Robert Lewis and Chris Rogers of Rogers, Lewis, Jackson, Mann and Quinn Attorneys at Law; Heather Mitchell and Randy Huth of Columbia architecture and design firm The Boudreaux Group; and a silent partner have formed Sumter, LLC. The group will work in conjunction with Columbia commercial real estate agency NAI Avant to rehabilitate and market the renovated buildings at 1519 Sumter St., 1222 Taylor St. and 1224 Taylor St., which will combine to offer 23,000 square feet of mixed-use space.
Lewis is an owner of the Sumter Street building, former home of Powell Furniture, which has secured project architect The Boudreaux Group as an anchor tenant. The firm will move into the second floor of the building in spring 2017, leaving 6,000 square feet of ground floor space available.
The Powell Furniture building was built in 1920 and has also housed the Home Light and Power Company, Jenkins Auto Parts Services and Sears. Renovations to the property, designated a historic landmark and thus eligible for tax credits, will begin later this month and include stripping gray surface paint to reveal a distinctive yellow brick façade and preservation of decorative stone work.
Renovations to 1222 Taylor St., former home of Rose-Talbert Paints, and 1224 Taylor St., former site of Western Auto, will begin in the first quarter of 2017. Those buildings are adjacent, while the old Powell Furniture Building is around the corner.
“By having the scale of a larger project, you can attract better tenants and a better mix of tenants rather than just doing a one-shot thing,” said Matt Kennell, CEO of City Center Partnership, a non-profit organization that promotes economic development in downtown Columbia. Kennell said by being marketed together, the buildings could potentially share parking or an outdoor space – perhaps a plaza with outdoor dining. “You can do that when you combine projects.”
The businesses involved in the project have a successful track record in similar work. In 2009, Lewis earned the Governor’s Award for Historic Preservation by the Palmetto Trust for Historic Preservation. Mashburn Construction, recognized by the Palmetto Trust this year for its accomplishments in historic preservation, will oversee construction.
“Any time you have historic buildings that haven’t been used in a while, it becomes a very exciting project for the area,” Robert Lewis said in a release. “Once new retailers and businesses occupy these historic buildings, you will see a lot of activity and rehabilitation.”
NAI Avant senior broker Macon Lovelace will facilitate all additional tenant transactions.
“We have already received interest from multiple tenants even while we are still finalizing the redevelopment plans,” Lovelace said in a release.

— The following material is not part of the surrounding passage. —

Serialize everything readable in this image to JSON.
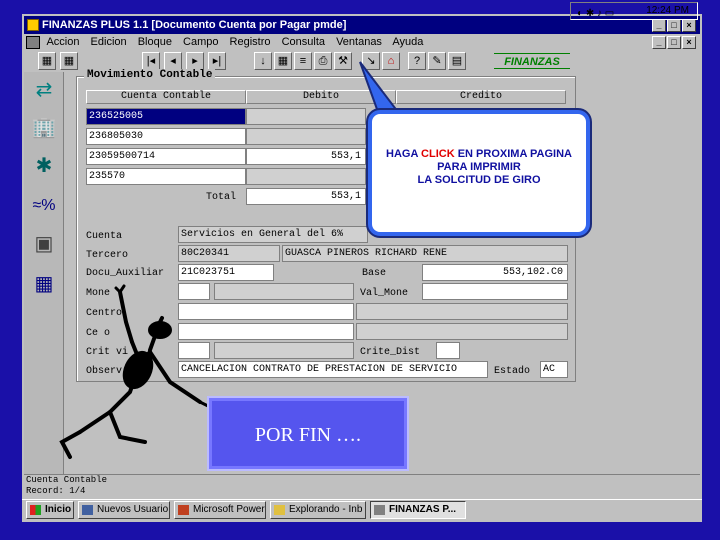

The renovations, expected to be completed at the end of 2017, continue a trend of refurbishing historic downtown buildings. Plans are in motion to renovate the Berry Building at 1608 Main St., the former Army/Navy store at 1621 Main St. is being converted into a bowling alley, and the former Hennessy’s restaurant at 1649 Main St. is under contract.
“People like the real thing,” Kennell said. “People like to go into buildings that have character and personality. It’s created a whole new energy downtown, particularly at the street level. …. It’s just a really good thing for our city.”
While refurbishing of historic buildings is a thriving business, the revitalization of downtown is spreading past Main Street. Multi-family developments are being built in the Vista, and a proposed 15-story apartment building, to be called The Edge, at the corner of Assembly and Washington streets will be considered by the Columbia Design/Development Review Commission today.
“It’s becoming more than more Main Street,” Kennell said. “That’s a new trend, too, that we want to market and make people think bigger for the whole downtown - just like the Vista or Bull Street.”